Ill-concealed smirking at the peculiarities of Indian English has long been a handy fallback for travel writers, who delight in transcribing misspelled menus, garbled hotel signs and awkward idioms.
And as we all know, India is definitely not the only country that this applies to.
So... What do you think? Is "Hinglish" on its way to becoming a fully developed dialect? Is it likely to ever be used by English speaker from other countries? Where do we draw the line between "incorrect English" versus "a local variation" in terms of attempting cross-cultural communication?
Sticky, tricky questions.
Also, added just for balance's sake: Incorrect devanagari tattoos are still hilarious.
Edited to clarify: I know we all agree that there's nothing "incorrect" about the use of Hinglish within India, and that there's no need for outside legitimization or approval.
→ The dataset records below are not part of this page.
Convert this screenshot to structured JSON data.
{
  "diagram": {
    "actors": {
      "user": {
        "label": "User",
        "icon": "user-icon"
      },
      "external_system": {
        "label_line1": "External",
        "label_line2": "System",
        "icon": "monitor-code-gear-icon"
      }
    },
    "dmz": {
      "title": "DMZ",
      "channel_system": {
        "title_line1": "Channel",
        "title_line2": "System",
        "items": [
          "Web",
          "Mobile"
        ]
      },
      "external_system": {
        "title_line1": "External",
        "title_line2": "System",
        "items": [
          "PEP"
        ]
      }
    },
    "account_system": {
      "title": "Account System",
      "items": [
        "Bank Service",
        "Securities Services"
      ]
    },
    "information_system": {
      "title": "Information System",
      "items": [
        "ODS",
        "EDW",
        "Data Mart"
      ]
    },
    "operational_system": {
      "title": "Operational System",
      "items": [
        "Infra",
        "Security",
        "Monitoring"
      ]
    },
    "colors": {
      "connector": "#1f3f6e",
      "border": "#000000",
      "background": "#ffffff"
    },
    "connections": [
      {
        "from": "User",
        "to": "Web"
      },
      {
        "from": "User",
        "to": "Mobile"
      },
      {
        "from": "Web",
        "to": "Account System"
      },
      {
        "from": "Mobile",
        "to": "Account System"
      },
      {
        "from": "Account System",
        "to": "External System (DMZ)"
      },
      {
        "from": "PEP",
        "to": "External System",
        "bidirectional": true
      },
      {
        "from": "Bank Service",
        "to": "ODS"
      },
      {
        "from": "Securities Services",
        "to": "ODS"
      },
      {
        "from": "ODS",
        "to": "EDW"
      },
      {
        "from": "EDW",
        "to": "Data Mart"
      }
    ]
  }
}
But the article talks about a movement to disseminate Hinglish beyond Indian borders, which I think sounds like an awesome possibility, but I'm pessimistic about the barriers of racial prejudice and language snobbery that stand in the way.